Mr. Daniel Taylor is gratified with the dismissal of all charges filed against him by the Iron County Attorney’s Office. Mr. Taylor has at all times and continues to maintain his innocence. – Defense attorney Blaine Hofeling
CEDAR CITY — All charges have been dismissed against a Cedar City man accused of sexually abusing three girls living at a home for troubled teens after it was discovered that several of the alleged victims lied.
State prosecutors requested that all eight charges filed against Daniel Sandberg Taylor, 43, be dismissed in light of a follow-up investigation that showed "several of the alleged victims and witnesses lied about the underlying charges," according to a motion filed in 5th District Court.
Judge Michael Westfall implemented an order dismissing the charges Friday— the same day the motion to dismiss was filed.
"Mr. Daniel Taylor is gratified with the dismissal of all charges filed against him by the Iron County Attorney's Office," defense attorney Blaine Hofeling said in a statement. "Mr. Taylor has at all times and continues to maintain his innocence."
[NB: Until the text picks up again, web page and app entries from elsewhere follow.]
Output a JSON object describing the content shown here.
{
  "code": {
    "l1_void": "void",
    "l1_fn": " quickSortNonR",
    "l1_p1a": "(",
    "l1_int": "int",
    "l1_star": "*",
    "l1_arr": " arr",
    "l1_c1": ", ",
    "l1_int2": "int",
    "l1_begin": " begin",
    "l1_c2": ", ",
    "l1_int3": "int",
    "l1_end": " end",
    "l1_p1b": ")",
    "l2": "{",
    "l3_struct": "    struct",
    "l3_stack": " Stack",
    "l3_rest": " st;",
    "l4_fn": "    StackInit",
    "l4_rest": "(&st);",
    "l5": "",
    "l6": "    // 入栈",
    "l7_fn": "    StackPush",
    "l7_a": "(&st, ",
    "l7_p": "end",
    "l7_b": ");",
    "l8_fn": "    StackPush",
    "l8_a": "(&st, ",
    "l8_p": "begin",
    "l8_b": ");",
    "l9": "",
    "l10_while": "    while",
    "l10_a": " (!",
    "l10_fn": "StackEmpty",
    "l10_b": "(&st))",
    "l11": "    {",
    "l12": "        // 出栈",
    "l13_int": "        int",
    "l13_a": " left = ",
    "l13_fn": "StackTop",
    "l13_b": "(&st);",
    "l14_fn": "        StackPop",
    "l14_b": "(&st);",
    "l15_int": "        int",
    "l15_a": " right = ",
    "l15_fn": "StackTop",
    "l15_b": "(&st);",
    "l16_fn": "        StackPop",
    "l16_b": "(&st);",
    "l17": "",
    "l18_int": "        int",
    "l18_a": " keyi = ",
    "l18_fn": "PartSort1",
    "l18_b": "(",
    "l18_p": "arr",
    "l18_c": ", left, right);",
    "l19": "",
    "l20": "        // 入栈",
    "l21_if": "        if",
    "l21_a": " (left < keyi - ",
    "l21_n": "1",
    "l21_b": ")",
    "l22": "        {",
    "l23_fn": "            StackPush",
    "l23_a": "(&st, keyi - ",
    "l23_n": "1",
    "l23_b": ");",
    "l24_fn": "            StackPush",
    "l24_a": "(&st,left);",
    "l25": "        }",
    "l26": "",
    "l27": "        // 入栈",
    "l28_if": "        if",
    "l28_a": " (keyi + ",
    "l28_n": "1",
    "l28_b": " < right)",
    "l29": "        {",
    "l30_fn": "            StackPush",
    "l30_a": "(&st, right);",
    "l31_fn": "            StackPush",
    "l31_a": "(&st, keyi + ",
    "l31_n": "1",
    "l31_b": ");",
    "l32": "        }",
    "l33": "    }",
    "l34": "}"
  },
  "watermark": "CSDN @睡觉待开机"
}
Hofeling said his client is looking forward to trying to rebuild his life. He also said Taylor wants to thank all who believed he was innocent and supported him throughout the legal process.
A message left for Iron County chief deputy attorney Troy Little was not immediately returned Tuesday.
Taylor had been charged with three counts of rape and three counts of aggravated sexual abuse of a child, all first-degree felonies. He was also charged with child abuse, a class A misdemeanor, and assault, a class B misdemeanor, in connection with alleged incidents involving clients and employees at Integrity House in Cedar City.
The home serves as a treatment center for girls between the ages of 12 and 17 who are experiencing emotional and behavioral issues.
Taylor was accused of raping a 17-year-old resident of the facility three times between Feb. 1 and Feb. 28, 2013, according to a police affidavit filed in court. He was also charged with inappropriately touching two other girls, ages 12 and 13. The assault charge stemmed from a disagreement Taylor had with a female staff member in which he is accused of shoving the woman to the floor and twisting her wrist, according to the affidavit.
The allegations were supported by physical evidence, as well as testimony from an eyewitness and others in the facility, police said.
In the motion to dismiss, Little wrote that in addition to lying, "several of the alleged victims in this case are unable and unwilling to participate in the prosecution due to (severe) psychiatric and emotional issues."
Taylor was terminated from his position at the home after his arrest.